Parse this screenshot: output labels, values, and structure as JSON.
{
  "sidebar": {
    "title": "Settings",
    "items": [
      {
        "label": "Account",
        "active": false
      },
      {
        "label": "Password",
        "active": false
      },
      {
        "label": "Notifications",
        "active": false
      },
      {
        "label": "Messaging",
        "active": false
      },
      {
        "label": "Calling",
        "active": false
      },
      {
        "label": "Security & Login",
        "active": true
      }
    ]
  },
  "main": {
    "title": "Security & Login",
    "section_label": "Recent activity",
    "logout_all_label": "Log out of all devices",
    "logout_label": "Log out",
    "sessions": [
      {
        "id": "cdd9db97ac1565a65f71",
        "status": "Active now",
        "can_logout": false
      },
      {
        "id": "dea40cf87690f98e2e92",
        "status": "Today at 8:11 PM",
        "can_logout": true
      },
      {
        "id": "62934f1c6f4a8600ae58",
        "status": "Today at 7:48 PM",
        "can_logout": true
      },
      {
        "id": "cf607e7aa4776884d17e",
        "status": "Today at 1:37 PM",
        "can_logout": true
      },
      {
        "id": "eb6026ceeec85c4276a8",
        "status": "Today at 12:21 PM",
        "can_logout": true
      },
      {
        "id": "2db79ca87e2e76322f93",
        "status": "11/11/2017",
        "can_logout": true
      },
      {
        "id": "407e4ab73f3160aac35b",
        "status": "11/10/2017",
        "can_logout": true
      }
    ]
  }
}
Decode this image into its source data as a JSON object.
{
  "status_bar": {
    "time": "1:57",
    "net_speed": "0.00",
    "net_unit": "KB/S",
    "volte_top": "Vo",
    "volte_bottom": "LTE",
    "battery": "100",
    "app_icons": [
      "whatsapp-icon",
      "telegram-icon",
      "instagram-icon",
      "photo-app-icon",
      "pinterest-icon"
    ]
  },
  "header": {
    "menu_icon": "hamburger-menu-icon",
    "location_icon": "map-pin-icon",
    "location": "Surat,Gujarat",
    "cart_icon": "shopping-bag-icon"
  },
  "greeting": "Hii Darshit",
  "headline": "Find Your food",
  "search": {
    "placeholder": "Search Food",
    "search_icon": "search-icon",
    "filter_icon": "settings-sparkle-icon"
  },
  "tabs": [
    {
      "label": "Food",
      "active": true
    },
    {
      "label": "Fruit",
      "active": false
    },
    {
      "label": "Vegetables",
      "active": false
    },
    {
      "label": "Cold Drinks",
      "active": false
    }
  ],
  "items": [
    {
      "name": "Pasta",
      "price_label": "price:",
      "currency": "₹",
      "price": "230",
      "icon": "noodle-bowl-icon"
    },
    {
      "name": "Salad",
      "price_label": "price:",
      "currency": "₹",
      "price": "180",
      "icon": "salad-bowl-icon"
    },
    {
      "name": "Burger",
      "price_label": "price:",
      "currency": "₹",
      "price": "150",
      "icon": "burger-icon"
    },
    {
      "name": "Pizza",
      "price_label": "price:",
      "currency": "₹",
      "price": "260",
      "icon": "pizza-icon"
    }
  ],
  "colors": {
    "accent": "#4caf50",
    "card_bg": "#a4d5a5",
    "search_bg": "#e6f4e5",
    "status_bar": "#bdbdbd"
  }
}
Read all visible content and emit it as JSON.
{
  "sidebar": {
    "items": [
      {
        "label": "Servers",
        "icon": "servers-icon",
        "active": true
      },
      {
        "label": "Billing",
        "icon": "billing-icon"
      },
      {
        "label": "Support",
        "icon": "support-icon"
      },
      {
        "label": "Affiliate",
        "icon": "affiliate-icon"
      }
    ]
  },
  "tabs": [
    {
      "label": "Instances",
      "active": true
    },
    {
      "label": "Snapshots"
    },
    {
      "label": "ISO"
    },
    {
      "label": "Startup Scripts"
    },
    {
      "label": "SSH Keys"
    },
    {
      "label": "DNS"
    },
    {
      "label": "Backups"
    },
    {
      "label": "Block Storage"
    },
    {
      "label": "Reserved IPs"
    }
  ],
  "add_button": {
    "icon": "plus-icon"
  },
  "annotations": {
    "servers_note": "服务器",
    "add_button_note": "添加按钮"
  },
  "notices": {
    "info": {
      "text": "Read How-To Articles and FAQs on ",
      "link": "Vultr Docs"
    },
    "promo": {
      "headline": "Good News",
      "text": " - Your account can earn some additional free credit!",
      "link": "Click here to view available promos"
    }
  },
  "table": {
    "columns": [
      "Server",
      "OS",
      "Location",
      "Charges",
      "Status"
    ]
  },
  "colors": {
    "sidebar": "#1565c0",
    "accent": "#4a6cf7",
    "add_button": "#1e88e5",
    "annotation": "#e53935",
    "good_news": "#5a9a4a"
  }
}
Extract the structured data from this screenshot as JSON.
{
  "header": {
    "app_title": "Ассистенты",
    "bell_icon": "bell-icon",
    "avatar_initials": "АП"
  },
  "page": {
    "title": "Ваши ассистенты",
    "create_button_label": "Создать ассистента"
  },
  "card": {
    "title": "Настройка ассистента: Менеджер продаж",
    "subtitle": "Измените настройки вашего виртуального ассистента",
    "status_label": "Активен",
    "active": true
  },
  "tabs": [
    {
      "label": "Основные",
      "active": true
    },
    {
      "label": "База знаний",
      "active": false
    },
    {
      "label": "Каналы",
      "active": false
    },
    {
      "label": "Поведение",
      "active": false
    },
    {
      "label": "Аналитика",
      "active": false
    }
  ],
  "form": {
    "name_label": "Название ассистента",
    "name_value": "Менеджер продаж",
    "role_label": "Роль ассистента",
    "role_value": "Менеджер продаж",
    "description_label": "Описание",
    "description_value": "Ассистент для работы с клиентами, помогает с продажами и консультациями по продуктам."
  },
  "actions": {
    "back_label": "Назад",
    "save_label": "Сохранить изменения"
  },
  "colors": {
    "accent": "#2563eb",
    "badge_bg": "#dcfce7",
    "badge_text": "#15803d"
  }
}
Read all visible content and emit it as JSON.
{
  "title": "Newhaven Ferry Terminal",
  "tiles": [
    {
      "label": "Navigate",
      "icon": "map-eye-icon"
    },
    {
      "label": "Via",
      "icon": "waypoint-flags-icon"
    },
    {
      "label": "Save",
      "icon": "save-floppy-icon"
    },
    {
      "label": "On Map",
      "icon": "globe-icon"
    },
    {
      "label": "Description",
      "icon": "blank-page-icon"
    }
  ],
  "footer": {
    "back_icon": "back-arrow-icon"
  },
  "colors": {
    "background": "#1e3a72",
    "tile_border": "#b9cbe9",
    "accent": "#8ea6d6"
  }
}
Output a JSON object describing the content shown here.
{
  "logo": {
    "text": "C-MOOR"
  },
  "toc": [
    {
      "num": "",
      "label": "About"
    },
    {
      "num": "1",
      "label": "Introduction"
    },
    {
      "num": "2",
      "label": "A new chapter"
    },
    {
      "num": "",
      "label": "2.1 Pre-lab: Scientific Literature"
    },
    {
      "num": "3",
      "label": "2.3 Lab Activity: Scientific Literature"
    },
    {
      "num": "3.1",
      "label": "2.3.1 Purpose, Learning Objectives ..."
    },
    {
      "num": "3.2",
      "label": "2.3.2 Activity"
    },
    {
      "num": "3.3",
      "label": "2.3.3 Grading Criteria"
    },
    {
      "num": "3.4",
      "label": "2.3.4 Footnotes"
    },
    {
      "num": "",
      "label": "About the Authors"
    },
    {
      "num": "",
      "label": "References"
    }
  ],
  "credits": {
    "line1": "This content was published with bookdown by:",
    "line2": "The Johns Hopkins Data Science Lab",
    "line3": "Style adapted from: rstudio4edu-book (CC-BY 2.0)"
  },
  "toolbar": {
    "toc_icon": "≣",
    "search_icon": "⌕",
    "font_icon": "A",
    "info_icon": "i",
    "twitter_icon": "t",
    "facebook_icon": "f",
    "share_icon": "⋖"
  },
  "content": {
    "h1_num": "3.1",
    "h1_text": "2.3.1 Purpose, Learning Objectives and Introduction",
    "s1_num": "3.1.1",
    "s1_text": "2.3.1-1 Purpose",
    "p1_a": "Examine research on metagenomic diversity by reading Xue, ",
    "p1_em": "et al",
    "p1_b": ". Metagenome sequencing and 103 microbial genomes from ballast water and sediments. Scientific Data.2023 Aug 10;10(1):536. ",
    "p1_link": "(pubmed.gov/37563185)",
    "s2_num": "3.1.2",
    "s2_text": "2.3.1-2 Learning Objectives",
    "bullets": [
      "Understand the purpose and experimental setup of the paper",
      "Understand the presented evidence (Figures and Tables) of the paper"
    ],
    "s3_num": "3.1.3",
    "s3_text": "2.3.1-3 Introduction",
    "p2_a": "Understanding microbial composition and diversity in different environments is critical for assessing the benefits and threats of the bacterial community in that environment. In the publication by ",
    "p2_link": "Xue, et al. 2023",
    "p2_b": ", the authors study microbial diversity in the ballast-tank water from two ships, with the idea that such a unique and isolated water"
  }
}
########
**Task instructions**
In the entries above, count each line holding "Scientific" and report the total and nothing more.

**Output for this exercise**
3